EXERCISE BRIEF: Whenever a line in this data holds the word "gear", report that line in full.

──────── EXERCISE INPUTS ────────

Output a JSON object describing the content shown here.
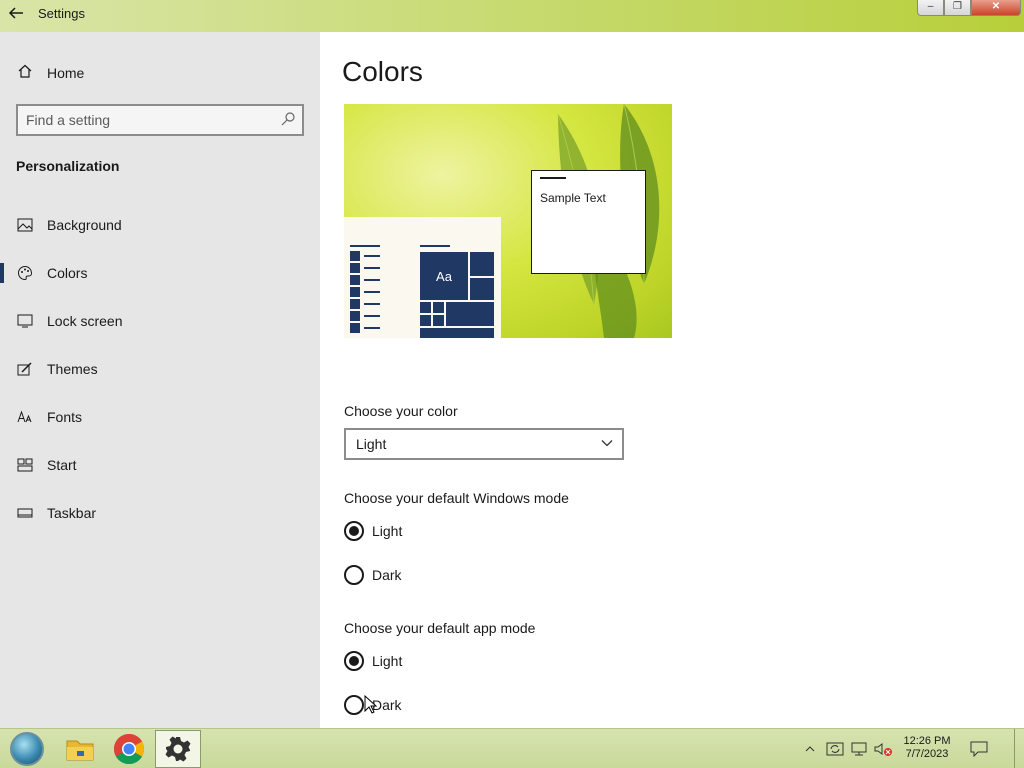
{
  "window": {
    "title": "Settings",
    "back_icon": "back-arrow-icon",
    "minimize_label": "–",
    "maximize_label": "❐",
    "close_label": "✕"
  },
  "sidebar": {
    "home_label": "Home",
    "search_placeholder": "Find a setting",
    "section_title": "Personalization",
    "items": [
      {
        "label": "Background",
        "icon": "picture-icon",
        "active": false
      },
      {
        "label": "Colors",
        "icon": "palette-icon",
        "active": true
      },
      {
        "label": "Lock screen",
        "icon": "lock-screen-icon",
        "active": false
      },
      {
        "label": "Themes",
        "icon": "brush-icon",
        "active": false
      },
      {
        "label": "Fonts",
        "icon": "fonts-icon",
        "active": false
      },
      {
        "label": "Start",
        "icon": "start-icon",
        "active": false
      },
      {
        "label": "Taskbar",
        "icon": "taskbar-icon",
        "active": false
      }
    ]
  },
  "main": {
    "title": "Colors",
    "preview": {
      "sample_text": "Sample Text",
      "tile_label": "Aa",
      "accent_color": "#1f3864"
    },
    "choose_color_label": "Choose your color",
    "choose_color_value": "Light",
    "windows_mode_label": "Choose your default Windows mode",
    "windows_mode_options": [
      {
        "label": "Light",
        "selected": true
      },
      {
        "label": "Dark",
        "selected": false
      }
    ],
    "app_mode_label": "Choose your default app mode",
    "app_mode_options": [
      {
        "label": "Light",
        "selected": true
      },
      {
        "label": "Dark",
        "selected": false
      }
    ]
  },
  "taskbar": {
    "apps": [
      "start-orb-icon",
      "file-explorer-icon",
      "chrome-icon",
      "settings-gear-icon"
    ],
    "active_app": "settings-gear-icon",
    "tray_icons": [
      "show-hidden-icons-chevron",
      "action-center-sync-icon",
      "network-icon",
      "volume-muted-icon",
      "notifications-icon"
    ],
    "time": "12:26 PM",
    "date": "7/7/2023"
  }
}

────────
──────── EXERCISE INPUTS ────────

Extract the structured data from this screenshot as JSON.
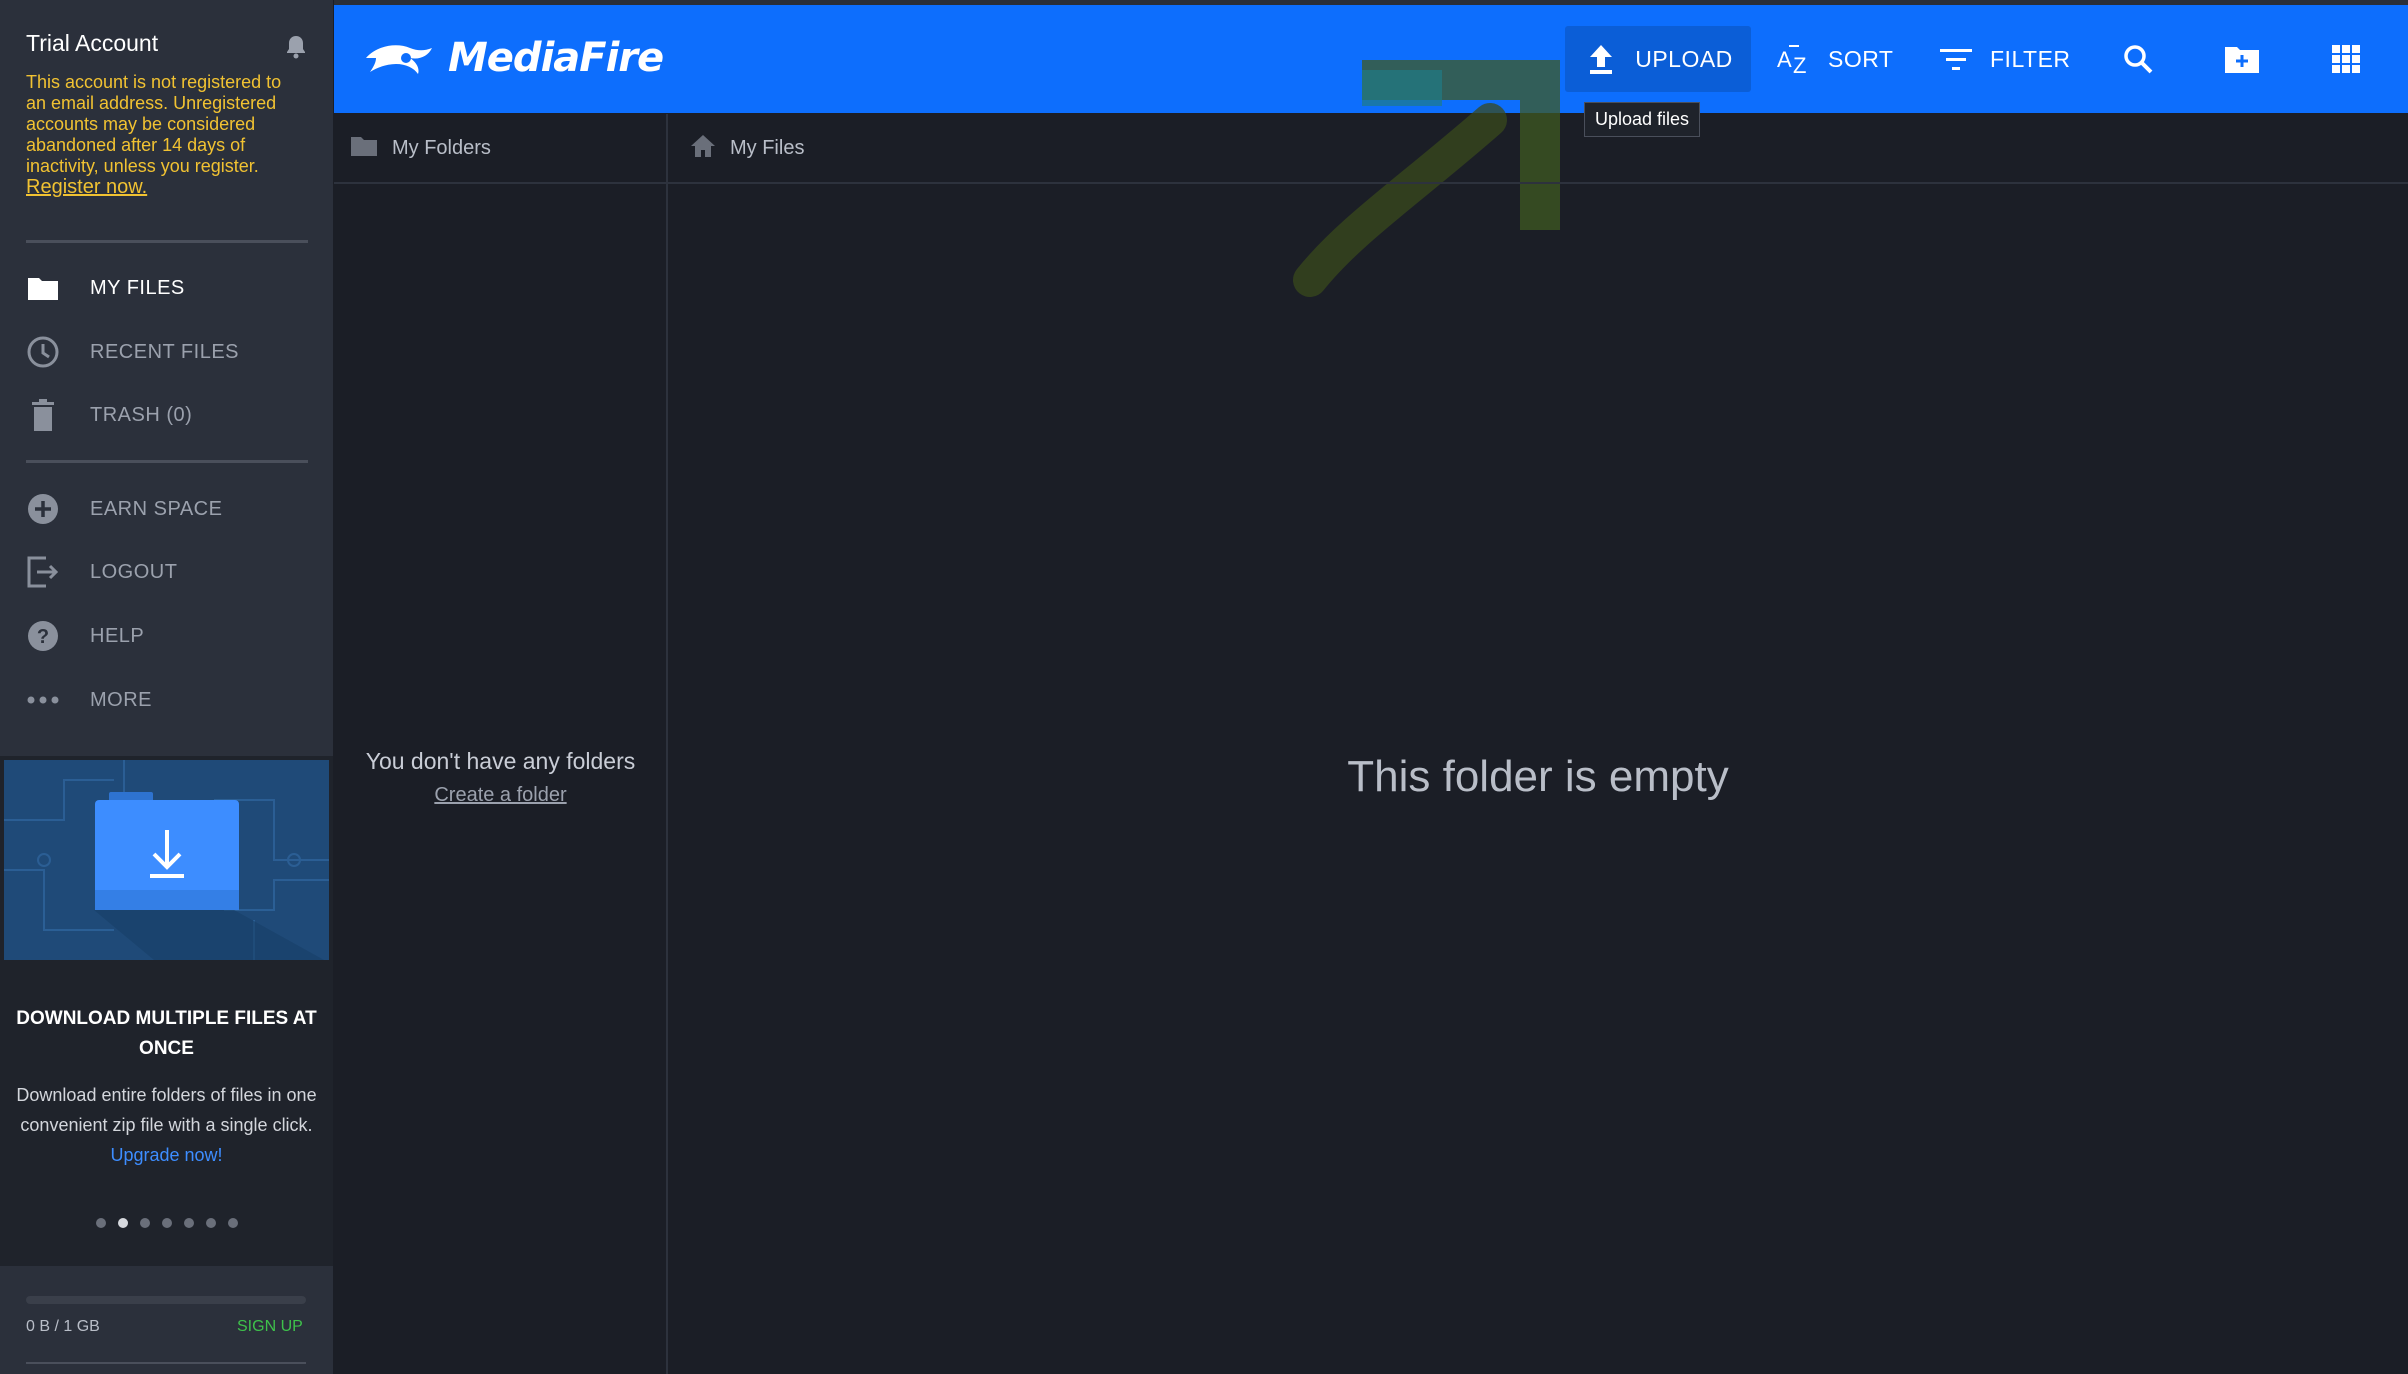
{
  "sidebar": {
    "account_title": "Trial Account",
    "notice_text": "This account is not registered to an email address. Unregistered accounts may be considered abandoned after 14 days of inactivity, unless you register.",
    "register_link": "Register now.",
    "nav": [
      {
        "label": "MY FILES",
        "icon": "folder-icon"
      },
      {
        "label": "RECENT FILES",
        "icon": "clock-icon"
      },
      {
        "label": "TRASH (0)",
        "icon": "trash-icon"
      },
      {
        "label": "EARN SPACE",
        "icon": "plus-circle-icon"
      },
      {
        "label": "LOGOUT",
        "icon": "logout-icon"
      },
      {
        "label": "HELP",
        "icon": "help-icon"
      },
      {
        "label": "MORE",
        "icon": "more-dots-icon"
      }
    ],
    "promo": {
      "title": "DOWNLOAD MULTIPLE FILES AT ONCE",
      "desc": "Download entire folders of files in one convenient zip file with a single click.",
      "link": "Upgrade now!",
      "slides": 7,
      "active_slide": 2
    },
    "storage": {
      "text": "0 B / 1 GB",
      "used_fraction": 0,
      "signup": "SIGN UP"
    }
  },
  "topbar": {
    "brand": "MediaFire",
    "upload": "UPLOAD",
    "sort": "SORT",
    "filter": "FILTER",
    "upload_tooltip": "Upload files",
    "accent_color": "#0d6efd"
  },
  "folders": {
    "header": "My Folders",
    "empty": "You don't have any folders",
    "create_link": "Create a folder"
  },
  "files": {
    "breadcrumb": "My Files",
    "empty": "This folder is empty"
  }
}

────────

EXERCISE RESULT:
      "settings-gear-icon"
    "active_app": "settings-gear-icon",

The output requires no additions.